→ **Work instruction**
Return all of the entries exactly, but do not include the pictures.

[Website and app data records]
* * * *

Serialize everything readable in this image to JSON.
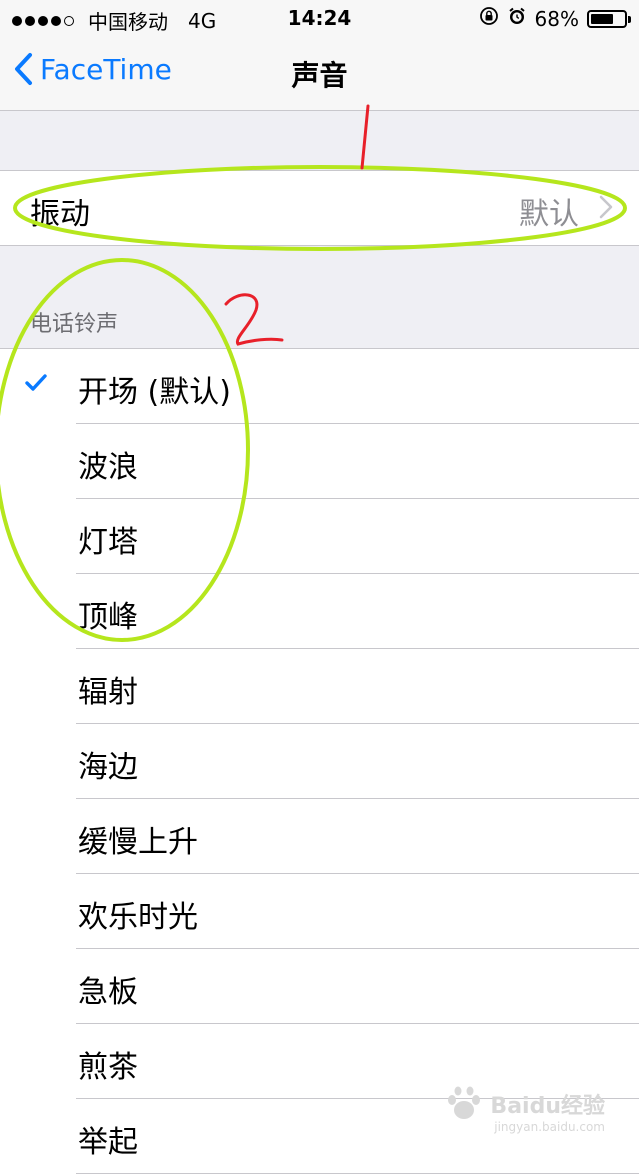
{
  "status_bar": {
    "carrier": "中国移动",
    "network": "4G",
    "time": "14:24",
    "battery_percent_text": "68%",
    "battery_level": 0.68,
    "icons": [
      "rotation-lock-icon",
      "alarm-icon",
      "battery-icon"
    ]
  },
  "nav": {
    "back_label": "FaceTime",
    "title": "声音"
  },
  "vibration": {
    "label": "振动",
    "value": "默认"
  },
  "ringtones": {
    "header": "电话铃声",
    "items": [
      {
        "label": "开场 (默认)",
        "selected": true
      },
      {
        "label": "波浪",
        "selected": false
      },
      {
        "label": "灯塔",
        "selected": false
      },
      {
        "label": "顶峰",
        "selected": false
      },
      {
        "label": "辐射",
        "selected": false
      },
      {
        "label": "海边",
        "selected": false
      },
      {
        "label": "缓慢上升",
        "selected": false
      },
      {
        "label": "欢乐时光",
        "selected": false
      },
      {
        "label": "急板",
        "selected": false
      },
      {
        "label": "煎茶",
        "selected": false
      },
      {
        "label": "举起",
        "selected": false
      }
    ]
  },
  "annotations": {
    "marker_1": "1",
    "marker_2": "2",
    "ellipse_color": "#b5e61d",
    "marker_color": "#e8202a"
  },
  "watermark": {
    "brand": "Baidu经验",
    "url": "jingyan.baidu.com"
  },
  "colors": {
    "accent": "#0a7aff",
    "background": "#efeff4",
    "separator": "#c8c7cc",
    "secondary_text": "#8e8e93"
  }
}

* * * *

→ **Task response**
Serialize everything readable in this image to JSON.
{
  "status_bar": {
    "carrier": "中国移动",
    "network": "4G",
    "time": "14:24",
    "battery_percent_text": "68%",
    "battery_level": 0.68,
    "icons": [
      "rotation-lock-icon",
      "alarm-icon",
      "battery-icon"
    ]
  },
  "nav": {
    "back_label": "FaceTime",
    "title": "声音"
  },
  "vibration": {
    "label": "振动",
    "value": "默认"
  },
  "ringtones": {
    "header": "电话铃声",
    "items": [
      {
        "label": "开场 (默认)",
        "selected": true
      },
      {
        "label": "波浪",
        "selected": false
      },
      {
        "label": "灯塔",
        "selected": false
      },
      {
        "label": "顶峰",
        "selected": false
      },
      {
        "label": "辐射",
        "selected": false
      },
      {
        "label": "海边",
        "selected": false
      },
      {
        "label": "缓慢上升",
        "selected": false
      },
      {
        "label": "欢乐时光",
        "selected": false
      },
      {
        "label": "急板",
        "selected": false
      },
      {
        "label": "煎茶",
        "selected": false
      },
      {
        "label": "举起",
        "selected": false
      }
    ]
  },
  "annotations": {
    "marker_1": "1",
    "marker_2": "2",
    "ellipse_color": "#b5e61d",
    "marker_color": "#e8202a"
  },
  "watermark": {
    "brand": "Baidu经验",
    "url": "jingyan.baidu.com"
  },
  "colors": {
    "accent": "#0a7aff",
    "background": "#efeff4",
    "separator": "#c8c7cc",
    "secondary_text": "#8e8e93"
  }
}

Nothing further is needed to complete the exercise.